The best sound editor can assemble and organize the audio recordings as well as tracking, in the way that is most important for the overall audio workflow. If you study closely, you will see the sound editing phase divides audio samples into different categories such as dialogue, Foley, effects and music.
Dialogue generally comes from recordings on set, wild recordings, ADR, and more. All of these sounds include
- Chosen: Find the best possible recordings for final results.
- Cleaned: For noise, reverb, artifacts, and more.
- Filtered: Several effects added to boost or manipulate the recordings in order to deliver a specific feel.
- Layered on the timeline and then sync with the visuals.
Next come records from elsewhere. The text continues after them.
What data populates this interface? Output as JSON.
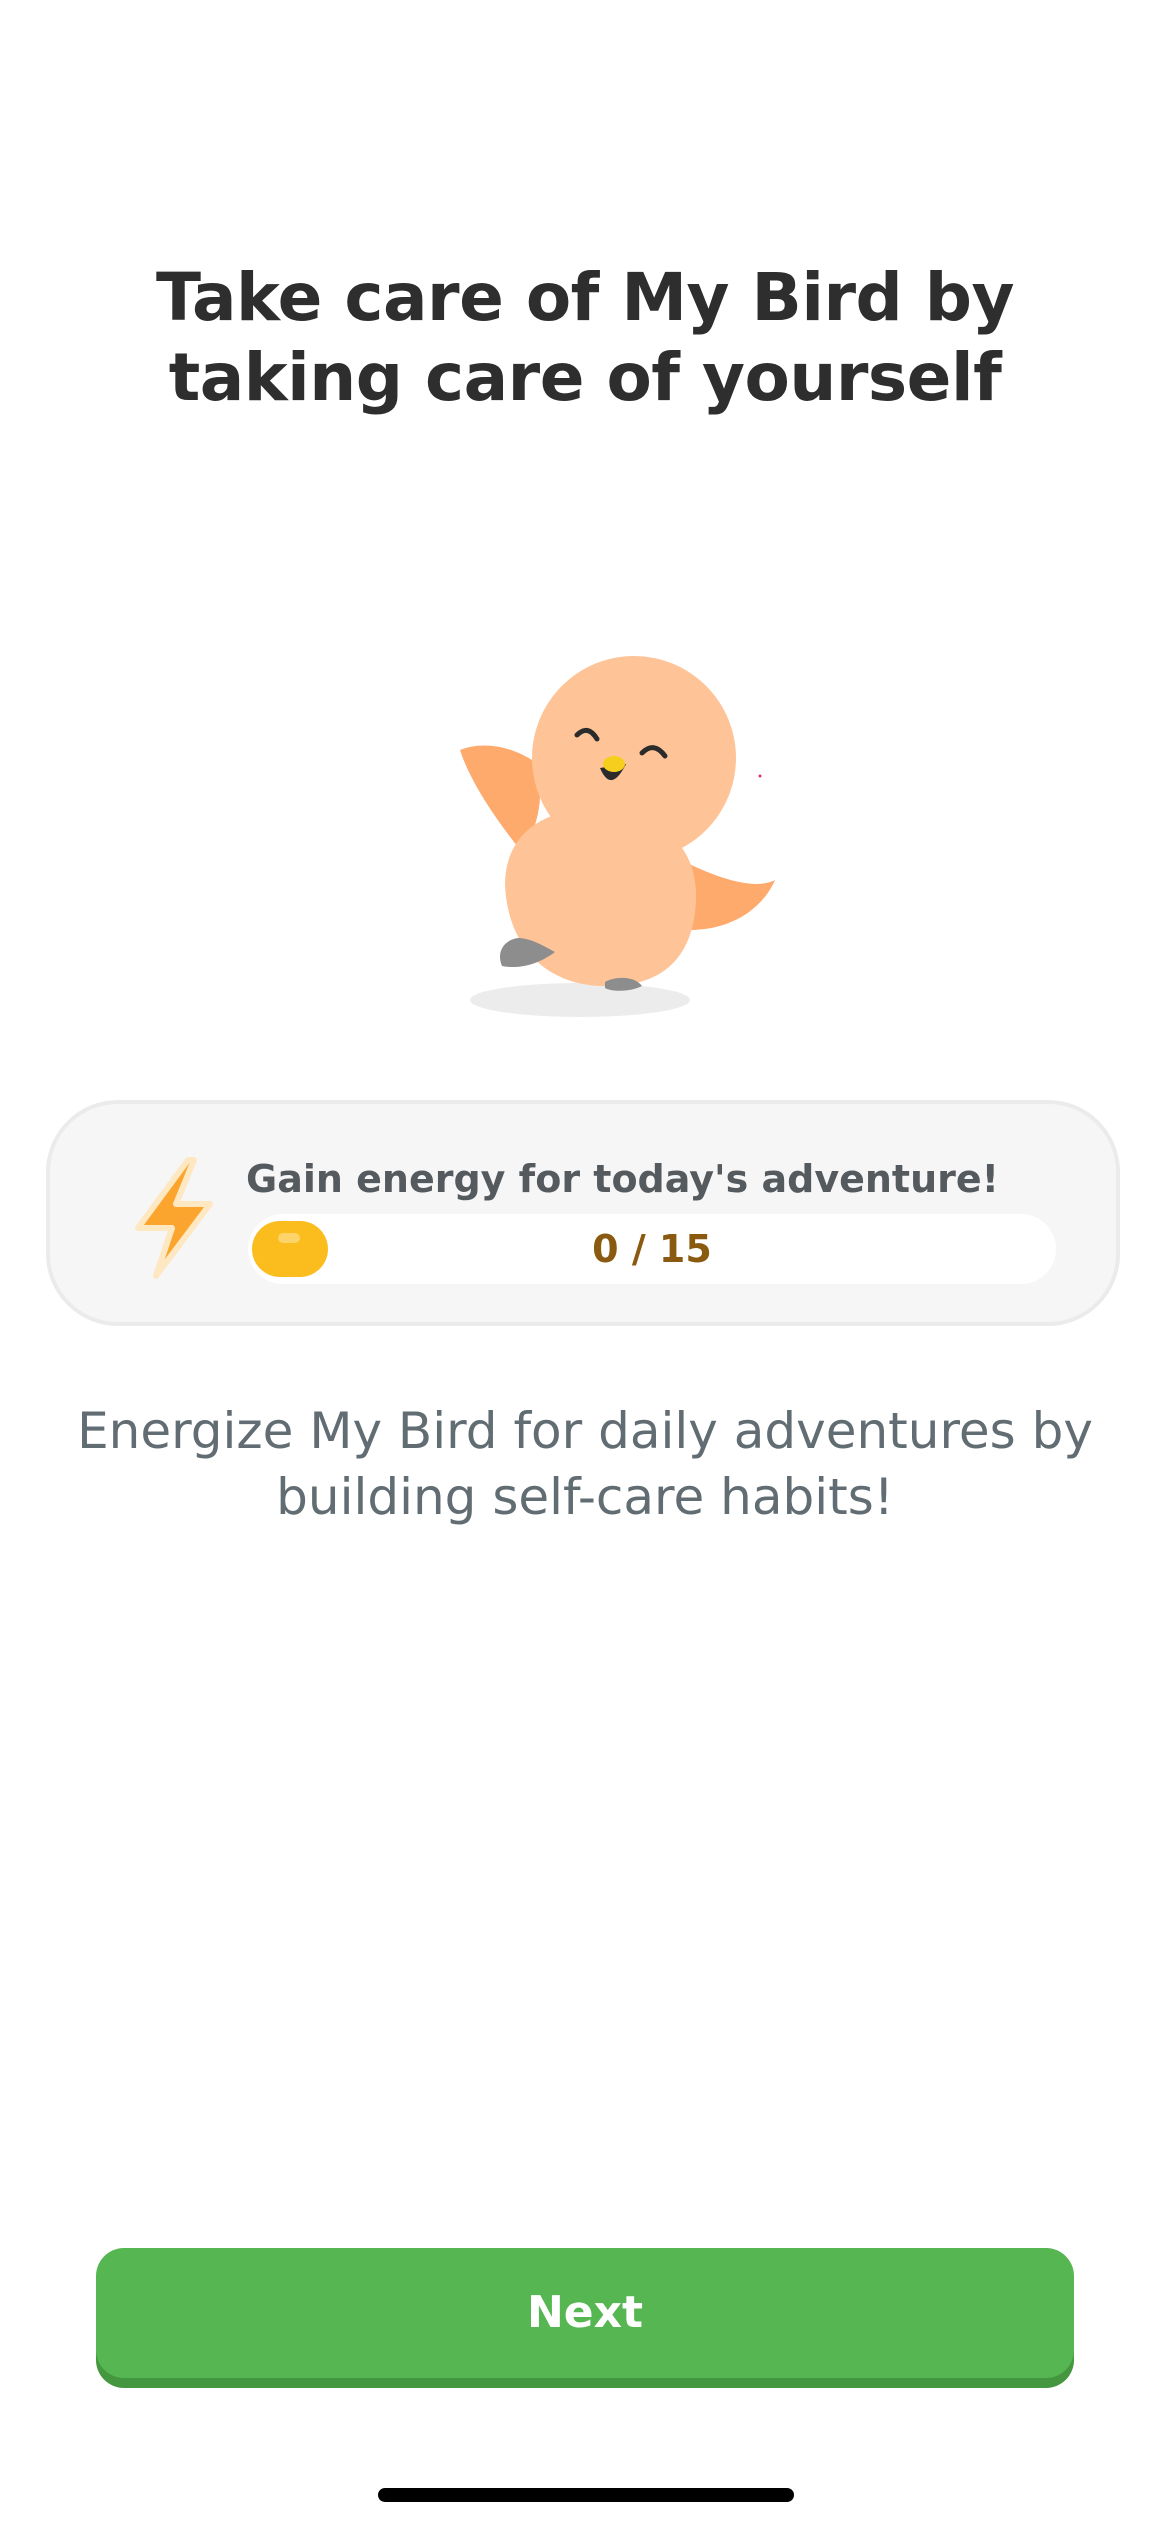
{
  "onboarding": {
    "title": "Take care of My Bird by taking care of yourself",
    "mascot_icon": "happy-bird-mascot",
    "energy": {
      "icon": "lightning-bolt-icon",
      "label": "Gain energy for today's adventure!",
      "current": 0,
      "max": 15,
      "progress_text": "0 / 15",
      "progress_fraction": 0,
      "fill_color": "#fbbd1e"
    },
    "description": "Energize My Bird for daily adventures by building self-care habits!",
    "next_button_label": "Next",
    "colors": {
      "primary_button": "#56b752",
      "primary_button_shadow": "#44973f",
      "title_text": "#2e2e2e",
      "body_text": "#616d73"
    }
  }
}
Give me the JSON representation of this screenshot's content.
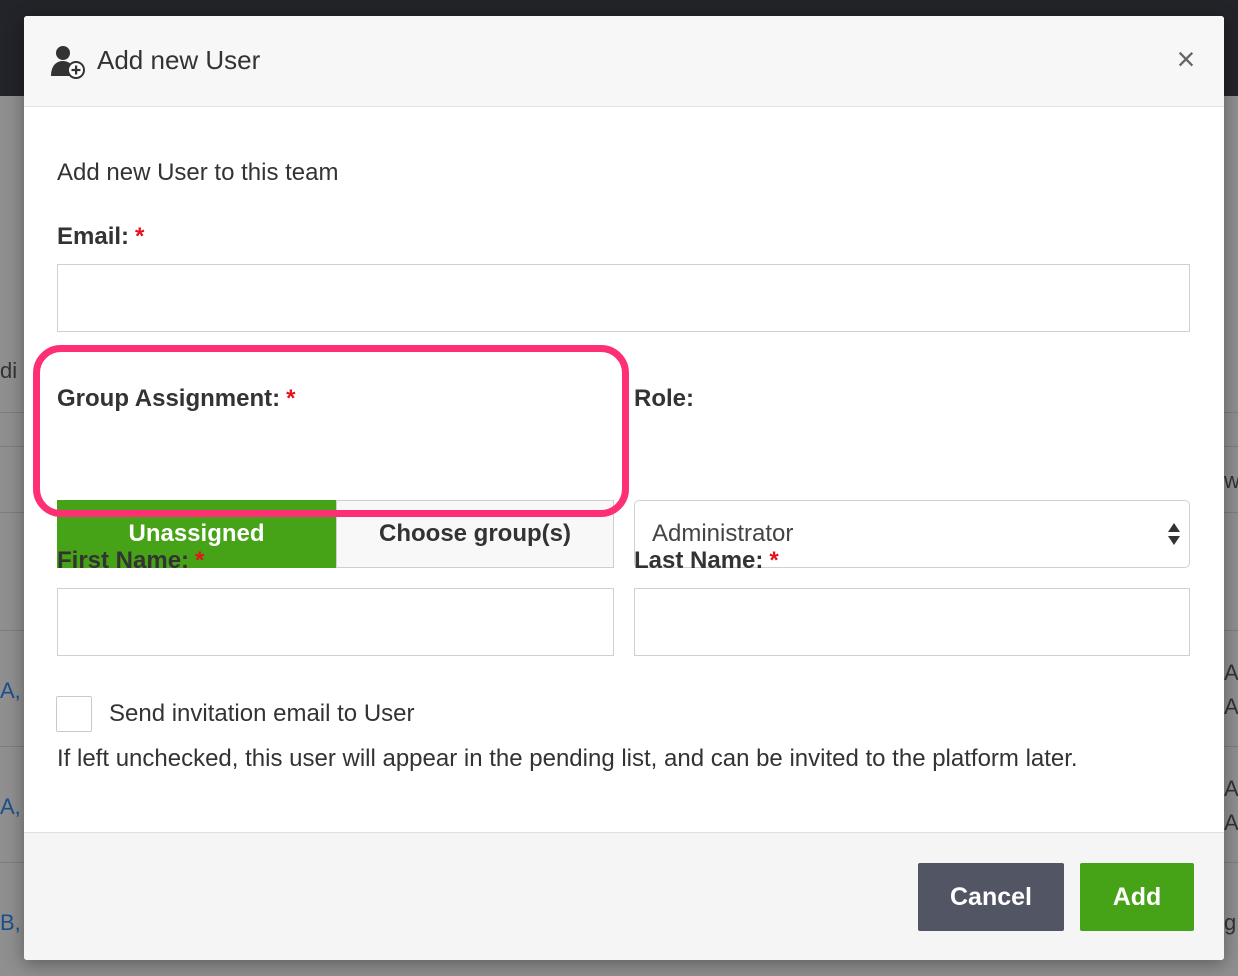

This is where the sound editor decides if any audio needs to be recorded again. This is where every sound is decided on, assembled and made ready for the final result. In general, there are some projects that have multiple dialogue tracks, multiple songs and music tracks, and more. In short, if you are looking at hundreds of tracks, with no room for error.
Once all the different groups of audio are passed, they are premixed. Dialogue can be premixed, foley can be premixed, and music can be premixed, and other effects can be premixed.
The premix can preserve the intentions of the filmmakers, and create Stems. You can have a dialogue stem, foley stem, effect stem, and music stem. You can also have several types of dialogue stems and more. The audio or sound post production is responsible for handling all of these elements.